Minnesota Public Radio confirmed this morning that news employees at the station have begun efforts to form a union.
"MPR respects everyone’s right to have a voice in whether or not they want to be represented by a union," said spokeswoman Angie Andresen, "and we’re committed to an inclusive workplace where all employees feel valued and heard."
As of Friday morning, the nonprofit's leaders didn't want to say much more than that. Neither did the dozens of editorial employees who might be brought into a union.
After an initial vote among employees, a petition for a unionizing election was filed with the National Labor Relations Board (NLRB) last month. This week organizers received confirmation from the NLRB, and an election is scheduled for May 17. A simple majority — anything above 50.0 percent — would allow for the formation of a union.
The employees' union petition was filed by the Screen Actors Guild-American Federation of Television and Radio Artists (SAG-AFTRA), the same powerful union that represents Hollywood actors.
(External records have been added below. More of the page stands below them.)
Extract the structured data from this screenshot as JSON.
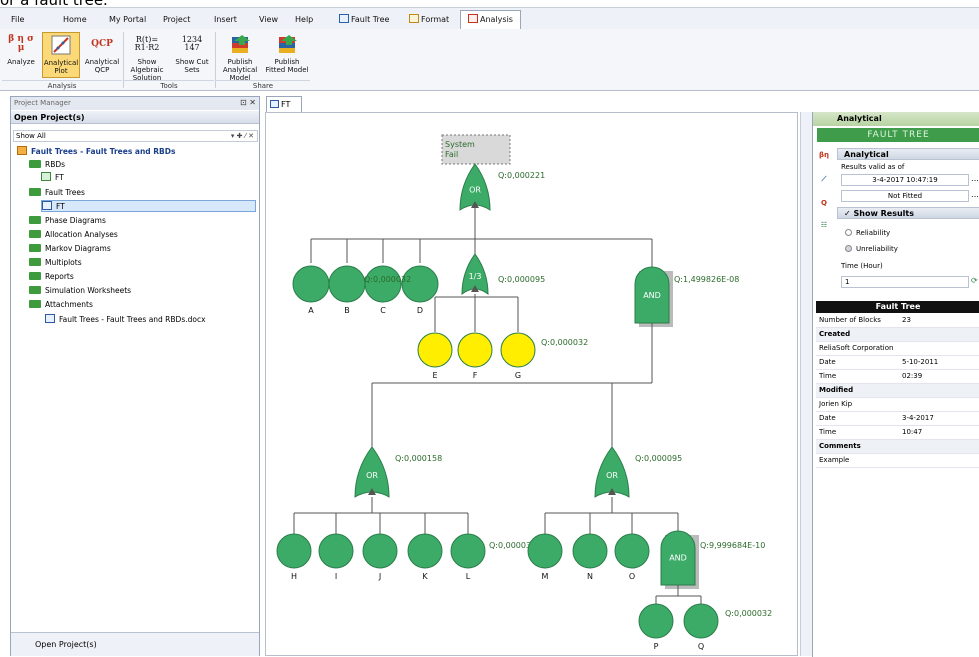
{
  "caption": "or a fault tree.",
  "menu": {
    "file": "File",
    "home": "Home",
    "portal": "My Portal",
    "project": "Project",
    "insert": "Insert",
    "view": "View",
    "help": "Help",
    "fault_tree": "Fault Tree",
    "format": "Format",
    "analysis": "Analysis"
  },
  "ribbon": {
    "analyze": "Analyze",
    "aplot": "Analytical Plot",
    "aqcp": "Analytical QCP",
    "show_alg": "Show Algebraic Solution",
    "show_cut": "Show Cut Sets",
    "pub_am": "Publish Analytical Model",
    "pub_fm": "Publish Fitted Model",
    "group_analysis": "Analysis",
    "group_tools": "Tools",
    "group_share": "Share",
    "alg_icon": "R(t)= R1·R2",
    "cut_icon": "1234 147",
    "beta_icon": "β η σ μ",
    "qcp_icon": "QCP"
  },
  "left": {
    "pm_title": "Project Manager",
    "open_projects": "Open Project(s)",
    "show_all": "Show All",
    "tree": [
      {
        "label": "Fault Trees - Fault Trees and RBDs",
        "icon": "project-icon"
      },
      {
        "label": "RBDs",
        "icon": "folder-icon"
      },
      {
        "label": "FT",
        "icon": "rbd-icon"
      },
      {
        "label": "Fault Trees",
        "icon": "folder-icon"
      },
      {
        "label": "FT",
        "icon": "fault-tree-icon"
      },
      {
        "label": "Phase Diagrams",
        "icon": "folder-icon"
      },
      {
        "label": "Allocation Analyses",
        "icon": "folder-icon"
      },
      {
        "label": "Markov Diagrams",
        "icon": "folder-icon"
      },
      {
        "label": "Multiplots",
        "icon": "folder-icon"
      },
      {
        "label": "Reports",
        "icon": "folder-icon"
      },
      {
        "label": "Simulation Worksheets",
        "icon": "folder-icon"
      },
      {
        "label": "Attachments",
        "icon": "folder-icon"
      },
      {
        "label": "Fault Trees - Fault Trees and RBDs.docx",
        "icon": "document-icon"
      }
    ],
    "bottom_tab": "Open Project(s)"
  },
  "doc_tab": "FT",
  "diagram": {
    "top_event": "System Fail",
    "top_q": "Q:0,000221",
    "or_label": "OR",
    "and_label": "AND",
    "vote_label": "1/3",
    "q_a": "Q:0,000032",
    "q_vote": "Q:0,000095",
    "q_and1": "Q:1,499826E-08",
    "q_or_left": "Q:0,000158",
    "q_or_right": "Q:0,000095",
    "q_and2": "Q:9,999684E-10",
    "q_efg": "Q:0,000032",
    "q_m": "Q:0,000032",
    "q_pq": "Q:0,000032",
    "events": {
      "a": "A",
      "b": "B",
      "c": "C",
      "d": "D",
      "e": "E",
      "f": "F",
      "g": "G",
      "h": "H",
      "i": "I",
      "j": "J",
      "k": "K",
      "l": "L",
      "m": "M",
      "n": "N",
      "o": "O",
      "p": "P",
      "q": "Q"
    }
  },
  "right": {
    "header": "Analytical",
    "banner": "FAULT TREE",
    "section": "Analytical",
    "valid_label": "Results valid as of",
    "valid_value": "3-4-2017 10:47:19",
    "fitted": "Not Fitted",
    "show_results": "Show Results",
    "reliability": "Reliability",
    "unreliability": "Unreliability",
    "time_label": "Time (Hour)",
    "time_value": "1",
    "table_title": "Fault Tree",
    "rows": [
      {
        "k": "Number of Blocks",
        "v": "23"
      },
      {
        "k": "Created",
        "v": ""
      },
      {
        "k": "ReliaSoft Corporation",
        "v": ""
      },
      {
        "k": "Date",
        "v": "5-10-2011"
      },
      {
        "k": "Time",
        "v": "02:39"
      },
      {
        "k": "Modified",
        "v": ""
      },
      {
        "k": "Jorien Kip",
        "v": ""
      },
      {
        "k": "Date",
        "v": "3-4-2017"
      },
      {
        "k": "Time",
        "v": "10:47"
      },
      {
        "k": "Comments",
        "v": ""
      },
      {
        "k": "Example",
        "v": ""
      }
    ]
  },
  "colors": {
    "gate": "#3dab68",
    "gate_stroke": "#2a7d49",
    "basic": "#3dab68",
    "highlight": "#ffee00",
    "link": "#555555",
    "q_text": "#2b6b2b"
  }
}
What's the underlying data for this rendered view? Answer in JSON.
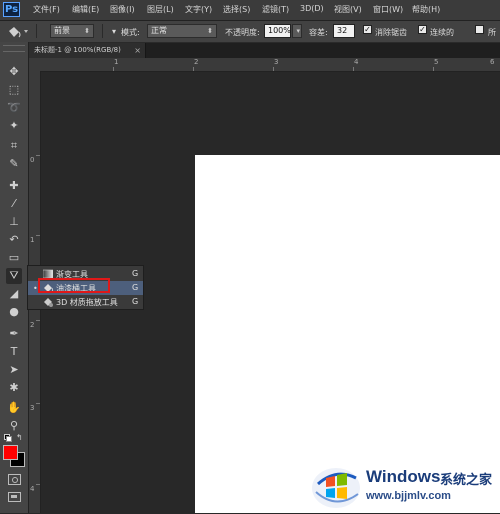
{
  "app": {
    "logo_text": "Ps"
  },
  "menu": [
    "文件(F)",
    "编辑(E)",
    "图像(I)",
    "图层(L)",
    "文字(Y)",
    "选择(S)",
    "滤镜(T)",
    "3D(D)",
    "视图(V)",
    "窗口(W)",
    "帮助(H)"
  ],
  "options": {
    "fill_source": "前景",
    "mode_label": "模式:",
    "mode_value": "正常",
    "opacity_label": "不透明度:",
    "opacity_value": "100%",
    "tolerance_label": "容差:",
    "tolerance_value": "32",
    "antialias_label": "消除锯齿",
    "antialias_checked": true,
    "contiguous_label": "连续的",
    "contiguous_checked": true,
    "all_layers_label": "所",
    "all_layers_checked": false
  },
  "document_tab": {
    "title": "未标题-1 @ 100%(RGB/8)",
    "close": "×"
  },
  "rulers": {
    "top": [
      "1",
      "2",
      "3",
      "4",
      "5",
      "6"
    ],
    "left": [
      "0",
      "1",
      "2",
      "3",
      "4"
    ]
  },
  "flyout": {
    "items": [
      {
        "label": "渐变工具",
        "key": "G",
        "icon": "gradient-icon",
        "selected": false
      },
      {
        "label": "油漆桶工具",
        "key": "G",
        "icon": "paint-bucket-icon",
        "selected": true
      },
      {
        "label": "3D 材质拖放工具",
        "key": "G",
        "icon": "3d-material-drop-icon",
        "selected": false
      }
    ],
    "bullet": "•"
  },
  "toolbar": {
    "tools": [
      "move-icon",
      "marquee-icon",
      "lasso-icon",
      "magic-wand-icon",
      "crop-icon",
      "eyedropper-icon",
      "healing-brush-icon",
      "brush-icon",
      "clone-stamp-icon",
      "history-brush-icon",
      "eraser-icon",
      "paint-bucket-icon",
      "blur-icon",
      "dodge-icon",
      "pen-icon",
      "type-icon",
      "path-selection-icon",
      "shape-icon",
      "hand-icon",
      "zoom-icon"
    ],
    "foreground_color": "#ff0000",
    "background_color": "#000000"
  },
  "watermark": {
    "title": "Windows",
    "subtitle": "系统之家",
    "url": "www.bjjmlv.com"
  },
  "colors": {
    "highlight_border": "#e01818",
    "selected_row": "#4d5f7c",
    "canvas": "#ffffff"
  }
}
Employees of MPR's 89.3 The Current music station would not be included in the union.
The fact that MPR's effort is going to a staff-wide vote means the station's management declined to voluntarily recognize the union. That rejection is fairly standard in the media world, with only a few exceptions: In recent years, the Huffington Post and Vice voluntarily recognized newsroom guilds; Gawker and the Guardian US team had to vote to form theirs.
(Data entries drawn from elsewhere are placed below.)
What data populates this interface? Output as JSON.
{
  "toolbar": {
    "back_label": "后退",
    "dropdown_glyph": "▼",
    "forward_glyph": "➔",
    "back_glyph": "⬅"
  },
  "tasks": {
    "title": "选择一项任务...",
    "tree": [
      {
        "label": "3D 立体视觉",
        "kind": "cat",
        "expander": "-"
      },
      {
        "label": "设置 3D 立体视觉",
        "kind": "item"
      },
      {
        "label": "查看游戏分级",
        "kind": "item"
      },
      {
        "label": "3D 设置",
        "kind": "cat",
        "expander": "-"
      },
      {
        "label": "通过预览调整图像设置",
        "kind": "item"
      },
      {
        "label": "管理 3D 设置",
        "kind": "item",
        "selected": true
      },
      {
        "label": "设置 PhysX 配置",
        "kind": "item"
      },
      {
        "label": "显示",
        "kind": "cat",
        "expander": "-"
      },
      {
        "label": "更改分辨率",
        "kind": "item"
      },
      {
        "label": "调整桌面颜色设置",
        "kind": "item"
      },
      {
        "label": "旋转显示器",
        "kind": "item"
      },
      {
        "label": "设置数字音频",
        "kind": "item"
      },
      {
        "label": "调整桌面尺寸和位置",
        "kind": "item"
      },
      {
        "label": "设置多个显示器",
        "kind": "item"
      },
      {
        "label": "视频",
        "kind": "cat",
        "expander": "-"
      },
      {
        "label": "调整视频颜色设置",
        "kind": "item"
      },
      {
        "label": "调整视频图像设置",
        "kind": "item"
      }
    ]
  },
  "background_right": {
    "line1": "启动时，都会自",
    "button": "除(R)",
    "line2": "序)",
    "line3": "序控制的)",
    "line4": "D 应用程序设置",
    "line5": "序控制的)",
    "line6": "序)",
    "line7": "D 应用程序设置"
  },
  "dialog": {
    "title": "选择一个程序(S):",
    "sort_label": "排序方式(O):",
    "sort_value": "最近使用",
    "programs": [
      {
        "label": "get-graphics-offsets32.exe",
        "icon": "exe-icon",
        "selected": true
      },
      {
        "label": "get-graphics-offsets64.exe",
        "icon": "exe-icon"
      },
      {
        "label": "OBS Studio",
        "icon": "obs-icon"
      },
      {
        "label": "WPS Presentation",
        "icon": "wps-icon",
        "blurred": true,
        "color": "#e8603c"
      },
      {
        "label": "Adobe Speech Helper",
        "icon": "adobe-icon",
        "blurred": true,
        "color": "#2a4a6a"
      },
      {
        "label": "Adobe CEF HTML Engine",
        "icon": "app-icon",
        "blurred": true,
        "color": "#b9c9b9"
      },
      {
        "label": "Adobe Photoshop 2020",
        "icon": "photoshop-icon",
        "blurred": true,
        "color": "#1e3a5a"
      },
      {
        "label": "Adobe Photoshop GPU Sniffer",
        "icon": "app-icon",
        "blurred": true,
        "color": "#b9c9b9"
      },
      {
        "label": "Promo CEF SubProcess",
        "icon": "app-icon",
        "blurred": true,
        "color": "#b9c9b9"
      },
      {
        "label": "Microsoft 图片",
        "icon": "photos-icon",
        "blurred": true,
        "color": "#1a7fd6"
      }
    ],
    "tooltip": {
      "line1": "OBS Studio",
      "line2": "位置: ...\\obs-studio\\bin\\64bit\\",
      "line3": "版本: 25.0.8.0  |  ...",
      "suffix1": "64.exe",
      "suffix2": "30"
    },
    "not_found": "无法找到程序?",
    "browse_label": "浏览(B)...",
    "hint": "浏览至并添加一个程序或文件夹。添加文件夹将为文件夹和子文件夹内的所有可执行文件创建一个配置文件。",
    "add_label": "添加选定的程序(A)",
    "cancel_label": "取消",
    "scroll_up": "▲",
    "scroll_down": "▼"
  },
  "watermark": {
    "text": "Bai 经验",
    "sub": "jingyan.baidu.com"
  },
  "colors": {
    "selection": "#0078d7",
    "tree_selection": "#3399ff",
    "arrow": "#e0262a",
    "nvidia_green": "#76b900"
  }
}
In 2013, KPCC, a public radio station based in Los Angeles, voted to form a union with its 65 employees, despite the objections of some its best known on-air talent. KPCC is owned by American Public Media, the parent company of Minnesota Public Radio.
In a recent email to staffers, MPR CEO Jon McTaggart acknowledged their desire to unionize, but discouraged them from "involving a third party" — a reference to the labor organizers of SAG-AFTRA.
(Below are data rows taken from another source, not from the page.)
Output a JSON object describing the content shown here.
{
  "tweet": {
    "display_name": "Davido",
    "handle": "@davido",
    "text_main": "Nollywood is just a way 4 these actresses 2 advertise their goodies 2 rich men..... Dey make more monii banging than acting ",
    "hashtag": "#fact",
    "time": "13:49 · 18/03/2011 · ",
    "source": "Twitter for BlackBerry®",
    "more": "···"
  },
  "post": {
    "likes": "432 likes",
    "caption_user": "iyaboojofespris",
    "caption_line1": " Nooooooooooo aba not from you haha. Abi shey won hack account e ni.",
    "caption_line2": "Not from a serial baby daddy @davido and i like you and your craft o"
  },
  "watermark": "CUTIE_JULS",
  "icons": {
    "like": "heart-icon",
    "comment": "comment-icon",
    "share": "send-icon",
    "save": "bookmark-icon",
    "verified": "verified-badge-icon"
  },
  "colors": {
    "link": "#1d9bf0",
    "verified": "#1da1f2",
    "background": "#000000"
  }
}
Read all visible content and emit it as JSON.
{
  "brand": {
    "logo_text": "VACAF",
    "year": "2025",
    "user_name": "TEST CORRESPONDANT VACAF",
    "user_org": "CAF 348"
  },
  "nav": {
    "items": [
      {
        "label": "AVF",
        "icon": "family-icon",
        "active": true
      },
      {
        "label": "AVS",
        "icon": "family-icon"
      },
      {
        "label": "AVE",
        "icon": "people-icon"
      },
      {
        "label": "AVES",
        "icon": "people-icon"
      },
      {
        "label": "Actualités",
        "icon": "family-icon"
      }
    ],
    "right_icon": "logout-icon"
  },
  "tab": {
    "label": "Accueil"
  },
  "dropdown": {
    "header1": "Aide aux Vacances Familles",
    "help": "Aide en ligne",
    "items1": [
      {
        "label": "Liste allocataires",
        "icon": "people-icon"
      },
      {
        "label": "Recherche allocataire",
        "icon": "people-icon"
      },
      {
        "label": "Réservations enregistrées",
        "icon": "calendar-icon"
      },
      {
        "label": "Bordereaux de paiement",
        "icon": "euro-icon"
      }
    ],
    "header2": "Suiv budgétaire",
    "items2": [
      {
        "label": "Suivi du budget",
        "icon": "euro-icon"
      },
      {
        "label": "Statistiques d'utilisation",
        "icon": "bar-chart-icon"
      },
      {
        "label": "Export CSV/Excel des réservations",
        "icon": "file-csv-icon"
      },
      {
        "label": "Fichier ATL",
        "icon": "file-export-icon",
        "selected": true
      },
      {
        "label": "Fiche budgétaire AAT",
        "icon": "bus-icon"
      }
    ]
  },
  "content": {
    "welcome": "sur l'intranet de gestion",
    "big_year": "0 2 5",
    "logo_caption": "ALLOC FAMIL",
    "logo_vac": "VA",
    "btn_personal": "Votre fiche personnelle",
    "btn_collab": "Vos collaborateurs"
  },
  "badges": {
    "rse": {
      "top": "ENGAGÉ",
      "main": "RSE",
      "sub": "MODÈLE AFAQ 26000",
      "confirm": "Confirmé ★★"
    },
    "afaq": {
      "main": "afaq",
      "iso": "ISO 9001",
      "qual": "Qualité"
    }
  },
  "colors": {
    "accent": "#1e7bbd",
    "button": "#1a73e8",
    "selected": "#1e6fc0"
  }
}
"For nearly 50 years, " McTaggart wrote, "MPR has been and continues to be a progressive employer that attracts, develops and rewards the very best people in public media. While always striving to do better, we have a long track record of being supportive and responsive to employees’ needs and concerns. I believe that, by working even more closely together, we can find a better path that builds on our unique history."
Last summer, MPR surprised staff members, to say nothing of devoted listeners, by laying off 11 newsroom employees, slashing 13 percent of the staff. At that time, executive vice president Dave Kansas told the Star Tribune those layoffs were the result of the company's making "strategic choices about how we’re going to direct our assets and the time that we spend on things.”
We'll update this story as more information becomes available.
Correction: This post originally stated MPR's unionization election would be held Thursday, May 12. It is scheduled for Tuesday, May 17.